Polycystic ovarian syndrome (PCOS) is an exceedingly common reproductive disorder, affecting an estimated 10% to 15% of reproductive-age women. The diagnosis of PCOS is a clinical one. In 2003, the ESHRE/ASRM consensus conference redefined PCOS as the presence of at least two out of the three following clinical criteria:

  1. Irregular menstrual cycles
  2. Evidence of extra male hormones, as determined either by clinical examination or by blood tests
  3. Ultrasound demonstrating ovaries with numerous small follicles (PCO-appearing ovaries)

Previously, only patients with irregular menstrual cycles were thought to have PCOS, so the expansion of this definition has led to some confusion among healthcare providers. Other features commonly associated with PCOS include obesity, insulin resistance, borderline diabetes, skin tags, and a velvety discoloration on the nape of the neck and inner thighs called acanthosis nigricans. The topic of PCOS can fill an entire book. In fact, several books have been devoted to this subject. Although this condition was originally described by Drs. Stein and Leventhal in 1935, our understanding of PCOS has advanced significantly in the last decade.

Originally, PCOS was thought to be an anatomical problem in which a thickened coating around the ovary prevented ovulation. It is now agreed that PCOS represents a hormonal imbalance. At the heart of this disorder is insulin resistance. Insulin is a hormone secreted by the pancreas and induces your body to store the sugar circulating in the bloodstream. Individuals who fail to produce insulin as a result of an autoimmune disorder require insulin therapy to maintain normal blood sugar levels. These patients are referred to as having insulin dependent diabetes (also known as type 1 diabetes).
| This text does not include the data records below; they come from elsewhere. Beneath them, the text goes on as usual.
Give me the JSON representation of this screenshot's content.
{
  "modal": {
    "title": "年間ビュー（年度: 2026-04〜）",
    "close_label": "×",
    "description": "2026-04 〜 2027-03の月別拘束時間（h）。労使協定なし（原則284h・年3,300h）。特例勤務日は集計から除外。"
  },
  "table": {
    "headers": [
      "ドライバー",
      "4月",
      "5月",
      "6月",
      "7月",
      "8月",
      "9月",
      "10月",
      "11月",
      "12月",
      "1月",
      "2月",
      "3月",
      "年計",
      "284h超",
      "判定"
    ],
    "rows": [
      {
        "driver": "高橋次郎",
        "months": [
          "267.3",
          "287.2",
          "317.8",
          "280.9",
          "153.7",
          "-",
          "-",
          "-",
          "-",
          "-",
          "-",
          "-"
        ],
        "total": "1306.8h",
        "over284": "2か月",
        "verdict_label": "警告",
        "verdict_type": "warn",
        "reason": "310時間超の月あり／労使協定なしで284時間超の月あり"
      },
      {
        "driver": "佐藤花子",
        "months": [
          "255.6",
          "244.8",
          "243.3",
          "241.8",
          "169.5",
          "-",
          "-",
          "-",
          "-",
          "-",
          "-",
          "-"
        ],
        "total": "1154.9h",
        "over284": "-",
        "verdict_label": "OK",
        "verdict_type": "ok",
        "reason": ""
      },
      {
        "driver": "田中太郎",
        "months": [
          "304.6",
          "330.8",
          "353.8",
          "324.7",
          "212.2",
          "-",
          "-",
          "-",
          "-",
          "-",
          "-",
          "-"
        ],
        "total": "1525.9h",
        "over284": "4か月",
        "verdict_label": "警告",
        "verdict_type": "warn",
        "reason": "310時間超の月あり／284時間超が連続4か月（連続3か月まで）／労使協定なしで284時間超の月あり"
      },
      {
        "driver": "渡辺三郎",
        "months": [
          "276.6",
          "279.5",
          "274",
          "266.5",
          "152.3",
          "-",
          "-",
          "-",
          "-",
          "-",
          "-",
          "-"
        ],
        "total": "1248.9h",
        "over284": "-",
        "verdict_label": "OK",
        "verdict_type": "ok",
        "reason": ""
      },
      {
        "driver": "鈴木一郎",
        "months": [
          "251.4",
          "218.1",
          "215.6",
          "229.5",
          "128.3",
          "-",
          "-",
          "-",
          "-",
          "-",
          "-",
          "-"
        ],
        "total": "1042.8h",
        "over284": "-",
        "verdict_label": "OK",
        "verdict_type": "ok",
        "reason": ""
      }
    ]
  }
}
The majority of patients with impaired glucose metabolism actually suffer from insulin resistance rather than insulin deficiency. That is, the cells of their bodies are not sensitive to the effects of insulin, so they require ever-increasing amounts of insulin to be released from the pancreas until appropriate blood levels of glucose are obtained. These patients are commonly referred to as having non-insulin-dependent diabetes (also known as type 2 diabetes or adult-onset diabetes). Despite the name of the disease, persons with type 2 diabetes may require insulin injections to maintain normal glucose levels depending on their degree of insulin resistance.

Insulin resistance is likely a genetic disorder. This explains why adult-onset type 2 diabetes is so prevalent in certain families and in certain ethnic groups. In patients who are insulin resistant, the excessive levels of insulin affect not only their metabolism, but also their reproductive system. Insulin directly affects the release of reproductive hormones from the pituitary gland and directly stimulates ovarian production of male hormones. Thus the presence of excess insulin results in a local environment that is not conducive to follicle growth. The multiple follicles that fail to mature produce excessive male hormones, resulting in acne and abnormal hair growth commonly encountered in women with PCOS. Obesity itself also increases insulin resistance, so patients can find themselves trapped in a vicious cycle of irregular cycles and worsening weight gain. Women who have always had regular periods during their entire life but suddenly gain significant weight may frequently resemble patients with PCOS. In these cases, weight loss by itself may restore normal cycles and improve fertility.

Kristin comments:

Looking back at my early menstrual cycles, it should have come as no surprise that my reproductive system was not in normal working order. I had extremely heavy periods, but they were never regular. Sometimes I would go months without a period. I didn’t think much about it until my husband and I started trying to get pregnant. I went off the pill and got a period about 2 months later. I began charting my basal body temperature and discovered that I was not ovulating. I decided to be proactive and saw my OB, who confirmed that I have PCOS. This diagnosis was further confirmed at my first RE visit. The doctor did a transvaginal ultrasound, which showed that both of my ovaries were covered with many small follicles. I did meet the clinical criteria for diagnosing PCOS, but I did not exhibit any of the outwardly apparent features—obesity, skin tags, acanthosis nigricans.